Some of Tami's hobbies include conducting historical research in her spare time at local genealogy data centers and leading her 13-year old daughter's Girl Scout Troop in various community service activities.
Genealogy is one of the top three hobbies in the United States, especially now that there is a prevalence of genetic-filled family histories fueling biotech-based software and websites (i.e., AncestryDNA or 23andme). However, it takes a detail-oriented person to scour through thousands of records of family history to be able to trace one's familial ties back to the coming of the Mayflower.
Tami has become an accomplished genealogist and family historian researching at the National Archives and Records Administration in Laguna Niguel, CA. "My mother's family got off the Mayflower (1620). I have Spanish in me too and some American Indian from Michoacán, Mexico. But I grew up with my dad's side of the family and my aunts. They were all Dutch from Elburg in the province of Gelderland, Netherlands."
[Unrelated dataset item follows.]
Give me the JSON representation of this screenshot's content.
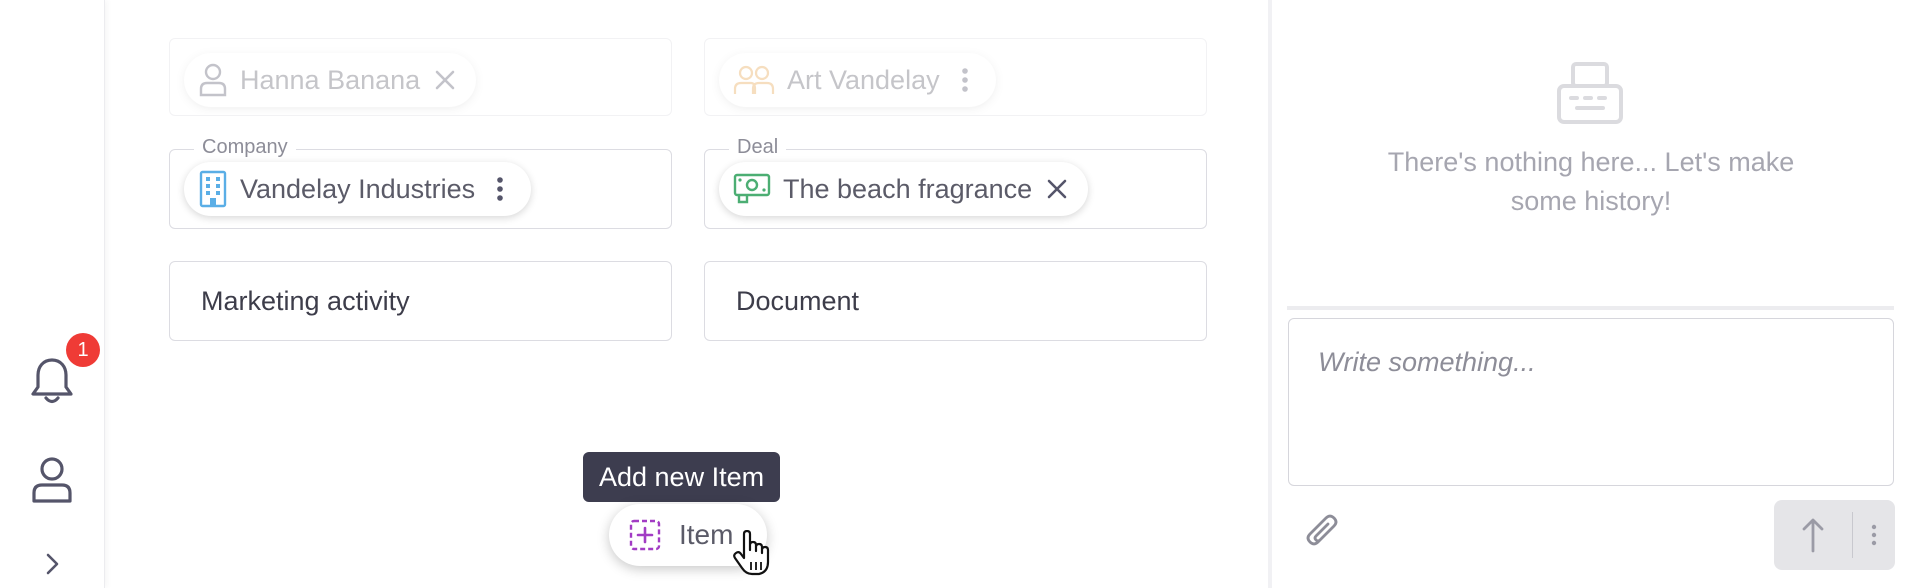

South Orange County is also the home of the Laguna Niguel California Family History Center. This center harbors centuries-old records. It was while trying to find out more about her maternal family that Tami ended up learning more about her father's kin. "It is amazing how much history you learn just through doing genealogy. My great-grandfather died January 15, 1863, in the American Civil War (1861-1865) of Typhoid fever. His father fought in the War of 1812 and his great grandfather in the Revolutionary War (1775-1783)." All of them were mainly Irish descent, originally from the southwestern part of Northern Ireland. They settled in Vermont, New York, Massachusetts, Ohio, Michigan, and Iowa.
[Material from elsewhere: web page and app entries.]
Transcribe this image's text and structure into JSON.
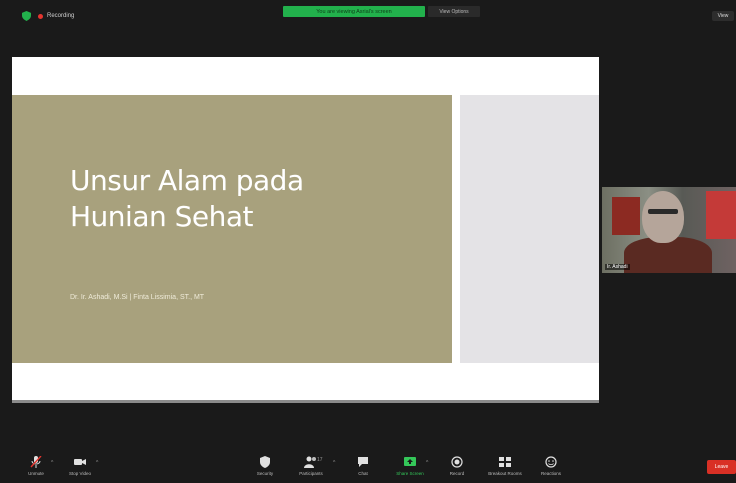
{
  "topbar": {
    "recording_label": "Recording",
    "share_banner": "You are viewing Asrial's screen",
    "view_options": "View Options",
    "view_button": "View"
  },
  "slide": {
    "title_line1": "Unsur Alam pada",
    "title_line2": "Hunian Sehat",
    "subtitle": "Dr. Ir. Ashadi, M.Si | Finta Lissimia, ST., MT"
  },
  "video": {
    "participant_name": "Ir. Ashadi"
  },
  "toolbar": {
    "unmute": "Unmute",
    "stop_video": "Stop Video",
    "security": "Security",
    "participants": "Participants",
    "participants_count": "17",
    "chat": "Chat",
    "share_screen": "Share Screen",
    "record": "Record",
    "breakout_rooms": "Breakout Rooms",
    "reactions": "Reactions",
    "end": "Leave"
  },
  "colors": {
    "slide_bg": "#a8a17d",
    "share_green": "#22b14c",
    "end_red": "#d93025"
  }
}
Tami's love for genealogy and history does not surpass her commitment to empowering young women through the Girls Scouts. Working closely with her daughter's troop out of Long Beach, Tami spends most of her spare time carrying out community service, including composting at the Victory Garden in Long Beach and planting trees throughout Southern California. The troop also helps out at marathons, participates in flag ceremonies and parades, serve meals to those in need, and get involved in events like Angel Tree where they collect toys for families in need during the holidays. "Our troop is made up of 8th and 9th graders. They are high achieving girls. Three of them will more than likely sell over 1,000 Girl Scouts Cookies. Through these sales, the girls learn how to work with people, do their marketing campaign, take inventory, manage cash flow, and set budgets for the funds they raise."
Tami still lives in the Cerritos, Artesia area in what used to be her grandmother's home. The farms have now all moved to Chino and Mira Loma near Riverside, CA. Some of the farmers of Dutch-descent, like her cousins, have even moved as far north to Washington state where they still produce dairy. Tami can tell you a lot about Southern California. She is warm and witty, and she will guide you through the dizzying paperwork that the university will sometimes require of you. "When you work in a university, it is kind of like a little city. It is also similar to the theater. I smile and try to do what I can for any request that comes to my door."